■ Provided data:
....
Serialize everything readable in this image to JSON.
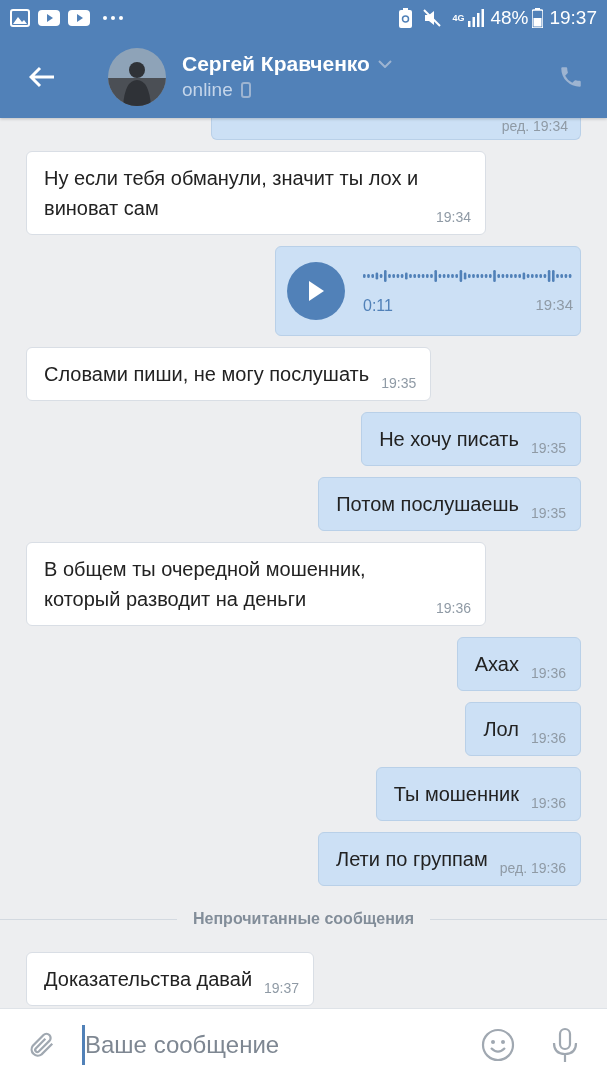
{
  "status_bar": {
    "battery": "48%",
    "time": "19:37",
    "network": "4G"
  },
  "header": {
    "name": "Сергей Кравченко",
    "status": "online"
  },
  "messages": [
    {
      "kind": "clipped",
      "outgoing": true,
      "time": "ред. 19:34"
    },
    {
      "kind": "text",
      "outgoing": false,
      "text": "Ну если тебя обманули, значит ты лох и виноват сам",
      "time": "19:34"
    },
    {
      "kind": "voice",
      "outgoing": true,
      "duration": "0:11",
      "time": "19:34"
    },
    {
      "kind": "text",
      "outgoing": false,
      "text": "Словами пиши, не могу послушать",
      "time": "19:35"
    },
    {
      "kind": "text",
      "outgoing": true,
      "text": "Не хочу писать",
      "time": "19:35"
    },
    {
      "kind": "text",
      "outgoing": true,
      "text": "Потом послушаешь",
      "time": "19:35"
    },
    {
      "kind": "text",
      "outgoing": false,
      "text": "В общем ты очередной мошенник, который разводит на деньги",
      "time": "19:36"
    },
    {
      "kind": "text",
      "outgoing": true,
      "text": "Ахах",
      "time": "19:36"
    },
    {
      "kind": "text",
      "outgoing": true,
      "text": "Лол",
      "time": "19:36"
    },
    {
      "kind": "text",
      "outgoing": true,
      "text": "Ты мошенник",
      "time": "19:36"
    },
    {
      "kind": "text",
      "outgoing": true,
      "text": "Лети по группам",
      "time": "ред. 19:36"
    },
    {
      "kind": "divider",
      "text": "Непрочитанные сообщения"
    },
    {
      "kind": "text",
      "outgoing": false,
      "text": "Доказательства давай",
      "time": "19:37"
    }
  ],
  "composer": {
    "placeholder": "Ваше сообщение"
  }
}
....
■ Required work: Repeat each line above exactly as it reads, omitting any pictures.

■ Answer section:
Serialize everything readable in this image to JSON.
{
  "status_bar": {
    "battery": "48%",
    "time": "19:37",
    "network": "4G"
  },
  "header": {
    "name": "Сергей Кравченко",
    "status": "online"
  },
  "messages": [
    {
      "kind": "clipped",
      "outgoing": true,
      "time": "ред. 19:34"
    },
    {
      "kind": "text",
      "outgoing": false,
      "text": "Ну если тебя обманули, значит ты лох и виноват сам",
      "time": "19:34"
    },
    {
      "kind": "voice",
      "outgoing": true,
      "duration": "0:11",
      "time": "19:34"
    },
    {
      "kind": "text",
      "outgoing": false,
      "text": "Словами пиши, не могу послушать",
      "time": "19:35"
    },
    {
      "kind": "text",
      "outgoing": true,
      "text": "Не хочу писать",
      "time": "19:35"
    },
    {
      "kind": "text",
      "outgoing": true,
      "text": "Потом послушаешь",
      "time": "19:35"
    },
    {
      "kind": "text",
      "outgoing": false,
      "text": "В общем ты очередной мошенник, который разводит на деньги",
      "time": "19:36"
    },
    {
      "kind": "text",
      "outgoing": true,
      "text": "Ахах",
      "time": "19:36"
    },
    {
      "kind": "text",
      "outgoing": true,
      "text": "Лол",
      "time": "19:36"
    },
    {
      "kind": "text",
      "outgoing": true,
      "text": "Ты мошенник",
      "time": "19:36"
    },
    {
      "kind": "text",
      "outgoing": true,
      "text": "Лети по группам",
      "time": "ред. 19:36"
    },
    {
      "kind": "divider",
      "text": "Непрочитанные сообщения"
    },
    {
      "kind": "text",
      "outgoing": false,
      "text": "Доказательства давай",
      "time": "19:37"
    }
  ],
  "composer": {
    "placeholder": "Ваше сообщение"
  }
}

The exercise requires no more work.